- This is simple and quickly done. Mix burnt sienna dry in vinegar, solution to be thin ; apply with a sponge. This can be grained and shaded with the same thickened up, which should be ready prepared in another vessel, and applied while the first coat is wet. If you do not succeed in getting designs to suit, this coat can be rubbed off by saturating your sponge in vinegar and wet-ting up the surface ; will do to varnish in half an hour. The above rule can be observed in graining in ale.
- The ground work to be a bright or ange; Mix burnt sienna in ale or vinegar, same as in No. 3, using a sponge. The grain can be combed out by using a stiff seam brush, such as is used by ship and boat painters, for working paint in seams of the planking ; lights can be rubbed out with a damp cloth. Shade with any of the black stains.
- Finish panels first ; next cross pieces ; end with the up-rights. From three to five coats of varnish will be required on all of the distemper staining and gaining.
- To prepare walnut to imitate mahogany is simple and has a very desirable effect, which is done in the following manner :
- Apply aquafortis to your work by means of a rag made fast to a stick, bound on with twine ; a brush cannot be used, as it would very soon destroy it. Coat the work as evenly as possible and set it in the sun to dry ; if no sun, heat the aquafortis in by a stove.
- Finish up with varnish or French polish.
- Light red, brown
Boil half-a-pound of madder and a quarter of a pound of rustic in a gallon of water ; brush over the work when boiling hot until properly stained.
- The surface of the work being quite smooth, brush over with a weak solution of Aquafresh, half an ounce to the pint, and then finish with the following : Put four ounces and a half of dragon’s-blood and an ounce of soda, both well bruised, to three pints of spirits of wine. Let it stand in a warm place, shake frequently, strain and lay on with a soft brush, repeating until of a proper color ; polish with linseed oil or varnish. STAIN FOR PURPLE. Brush the work several times with the log wood decoction used for No. 6 black, and when dry give a coat of pearl-ash solution, one drachma to a quart, taking care to lay it on evenly. STAIN FOR RED. Boil a pound of Brazil-wood and an ounce of pearl-ash in a gallon of water, and while hot brush over the work until of a proper color. Dissolve two ounces of alum in a quart of water, and brush the solution over the work before it dries.

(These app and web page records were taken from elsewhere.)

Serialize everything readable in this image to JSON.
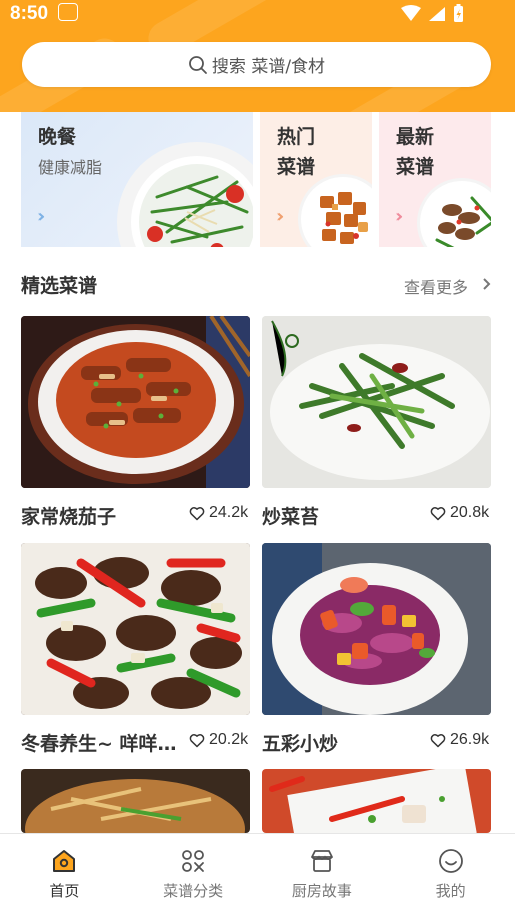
{
  "status_bar": {
    "time": "8:50"
  },
  "search": {
    "label": "搜索 菜谱/食材"
  },
  "categories": [
    {
      "title": "晚餐",
      "subtitle": "健康减脂"
    },
    {
      "title": "热门\n菜谱"
    },
    {
      "title": "最新\n菜谱"
    }
  ],
  "section": {
    "title": "精选菜谱",
    "more": "查看更多"
  },
  "recipes": [
    {
      "name": "家常烧茄子",
      "likes": "24.2k"
    },
    {
      "name": "炒菜苔",
      "likes": "20.8k"
    },
    {
      "name": "冬春养生~ 咩咩羊肉",
      "likes": "20.2k"
    },
    {
      "name": "五彩小炒",
      "likes": "26.9k"
    }
  ],
  "nav": [
    {
      "label": "首页",
      "icon": "home-icon",
      "active": true
    },
    {
      "label": "菜谱分类",
      "icon": "category-icon",
      "active": false
    },
    {
      "label": "厨房故事",
      "icon": "store-icon",
      "active": false
    },
    {
      "label": "我的",
      "icon": "smile-icon",
      "active": false
    }
  ],
  "colors": {
    "accent": "#FDA51E",
    "text": "#333333",
    "muted": "#777777"
  }
}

- Take a gallon of the above stain, acid two more ounces- of pearl-ash ; use hot and brush often with the alum solution.
- Use a cold infusion of archival, and brush over with the pearl-ash solution used for No. 6 dark mahogany.
- Stains in imitaion of Rosewood.
Boil half-a-pound of logwood in three pints of water till it is of a very dark red ; add half an ounce of salt of tartar. Stain the work with the liquor while boiling hot, giving three coats ; then with a graining brush form streaks with black stain. Let the work dry, and varnish.
- Brush over with the logwood decoction used for the black, three or four times. Put half a pound of iron filings or turning chips into two quarts of vinegar ; then with a graining brush, apply the iron filings solution in the form required, and wax or varnish.
- The grainer’s brush may be made by taking an old stub varnish brush and cutting out the bristles at intervals of an eighth of an inch, in the shape of a comb.
- Used cold. Alcohol, one gallon; cam-wood, two ounces ; let them stand in a warm place twenty-four hours ; then add extract of logwood, three ounces ; aquafortis, one ounce; and when it is dissolved it is ready for use. It makes a very bright ground, like the most beautiful rose-wood. One, two or more coats, as you desire, over the whole surface.
- Use dark stain for waves. Varnish or wax.
- YELLOW STAIN
Brush over with the tincture of turmeric. No. 2.—Warm the work and brush over with weak aquafortis ; then hold to the fire. Varnish or oil, as usual.
- CHERRY STAIN
Soft water, one quart ; anotta, two ounces ; boil in a glazed pipkin until the anotta is dissolved ; add to this a piece of potash half the size of a walnut, letting it remain on the fire from a half to three-fourths of an hour.